56, Lot 4 (New Building application no. 1376 of 1905).
The "docket books" in this collection provide essential
information (architect, dimensions, date built, etc.),
in summary form, about every building constructed or
altered in Manhattan from 1866 to 1959. They are frequently
the only resource for information about buildings that
have been demolished.
Until the late 1800s, middle and upper-middle class
New York City families were accustomed to living in
single-family houses, typically "brownstone" or townhouse-type
buildings. At that time, apartments were for poor people.
In order to attract middle class families to new apartment
buildings, developers had to offer amenities such as
bathrooms, elevators, central heating, and servants'
rooms.
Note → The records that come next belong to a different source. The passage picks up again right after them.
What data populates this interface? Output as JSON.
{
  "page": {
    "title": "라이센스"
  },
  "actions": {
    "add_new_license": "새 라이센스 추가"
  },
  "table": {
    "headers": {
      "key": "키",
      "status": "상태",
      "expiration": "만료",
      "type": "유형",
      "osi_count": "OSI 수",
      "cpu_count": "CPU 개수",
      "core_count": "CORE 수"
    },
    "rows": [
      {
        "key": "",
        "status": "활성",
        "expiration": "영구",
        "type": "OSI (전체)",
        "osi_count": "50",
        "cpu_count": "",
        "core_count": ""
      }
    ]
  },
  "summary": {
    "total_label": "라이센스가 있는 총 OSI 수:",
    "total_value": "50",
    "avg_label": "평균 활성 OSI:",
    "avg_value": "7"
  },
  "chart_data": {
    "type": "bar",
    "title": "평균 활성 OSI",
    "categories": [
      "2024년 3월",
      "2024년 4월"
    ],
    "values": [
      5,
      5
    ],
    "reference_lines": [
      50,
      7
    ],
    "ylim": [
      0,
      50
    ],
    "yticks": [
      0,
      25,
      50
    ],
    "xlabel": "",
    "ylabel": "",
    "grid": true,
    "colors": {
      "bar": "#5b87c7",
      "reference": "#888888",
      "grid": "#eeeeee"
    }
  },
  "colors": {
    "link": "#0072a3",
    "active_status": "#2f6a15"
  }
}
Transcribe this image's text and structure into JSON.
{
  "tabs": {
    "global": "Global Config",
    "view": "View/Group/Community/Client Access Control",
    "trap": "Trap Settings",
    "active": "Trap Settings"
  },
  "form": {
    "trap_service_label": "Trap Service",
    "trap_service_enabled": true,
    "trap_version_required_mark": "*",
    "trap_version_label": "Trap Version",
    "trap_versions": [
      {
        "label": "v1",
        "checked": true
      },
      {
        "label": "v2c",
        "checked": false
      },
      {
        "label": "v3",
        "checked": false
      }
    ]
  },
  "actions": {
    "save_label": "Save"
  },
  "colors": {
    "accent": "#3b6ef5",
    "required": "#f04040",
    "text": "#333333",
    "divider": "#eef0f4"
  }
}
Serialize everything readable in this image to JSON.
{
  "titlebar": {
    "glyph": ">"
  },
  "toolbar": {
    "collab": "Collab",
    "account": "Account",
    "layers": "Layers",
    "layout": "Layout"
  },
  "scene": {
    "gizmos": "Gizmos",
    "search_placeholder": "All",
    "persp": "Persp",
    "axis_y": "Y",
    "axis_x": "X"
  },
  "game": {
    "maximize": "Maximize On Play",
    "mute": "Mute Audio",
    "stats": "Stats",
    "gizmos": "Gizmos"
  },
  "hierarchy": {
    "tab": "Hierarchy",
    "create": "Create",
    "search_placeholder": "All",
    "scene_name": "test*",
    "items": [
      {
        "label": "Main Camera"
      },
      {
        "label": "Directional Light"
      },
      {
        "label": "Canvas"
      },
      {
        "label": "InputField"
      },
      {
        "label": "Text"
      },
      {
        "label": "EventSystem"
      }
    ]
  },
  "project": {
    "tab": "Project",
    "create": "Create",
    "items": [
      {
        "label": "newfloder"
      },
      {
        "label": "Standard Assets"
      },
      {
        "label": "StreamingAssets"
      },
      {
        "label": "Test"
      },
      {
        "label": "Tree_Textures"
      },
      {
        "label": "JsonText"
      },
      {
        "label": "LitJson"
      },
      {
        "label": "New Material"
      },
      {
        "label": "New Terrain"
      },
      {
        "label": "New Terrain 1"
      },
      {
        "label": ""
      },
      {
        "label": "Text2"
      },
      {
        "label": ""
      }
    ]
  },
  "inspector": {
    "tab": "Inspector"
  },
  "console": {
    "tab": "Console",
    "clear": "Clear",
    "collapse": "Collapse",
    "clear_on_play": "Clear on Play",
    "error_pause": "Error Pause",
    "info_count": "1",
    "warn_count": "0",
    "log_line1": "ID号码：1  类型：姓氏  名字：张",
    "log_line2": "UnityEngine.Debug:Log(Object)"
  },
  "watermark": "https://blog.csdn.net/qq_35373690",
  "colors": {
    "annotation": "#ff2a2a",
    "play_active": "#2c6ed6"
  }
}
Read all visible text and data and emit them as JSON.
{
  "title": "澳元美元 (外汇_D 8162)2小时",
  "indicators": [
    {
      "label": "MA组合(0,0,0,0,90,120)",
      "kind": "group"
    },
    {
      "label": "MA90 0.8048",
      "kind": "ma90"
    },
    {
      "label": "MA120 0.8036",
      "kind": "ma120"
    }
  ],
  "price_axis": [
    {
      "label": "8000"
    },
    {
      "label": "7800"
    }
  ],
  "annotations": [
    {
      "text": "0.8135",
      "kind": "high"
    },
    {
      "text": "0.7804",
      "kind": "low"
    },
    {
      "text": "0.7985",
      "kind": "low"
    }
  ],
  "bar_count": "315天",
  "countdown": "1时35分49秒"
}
These types of apartment houses were classified
in the Building Department docket books as "French Flats."
This term was intended to evoke the grand apartment
buildings then being built in Paris. The "Dakota" apartments
on West 72nd Street and Central Park West was one of
the most famous of these early "french flat"-style apartment
books have been microfilmed. Patrons must request block
and lot "folders" in advance.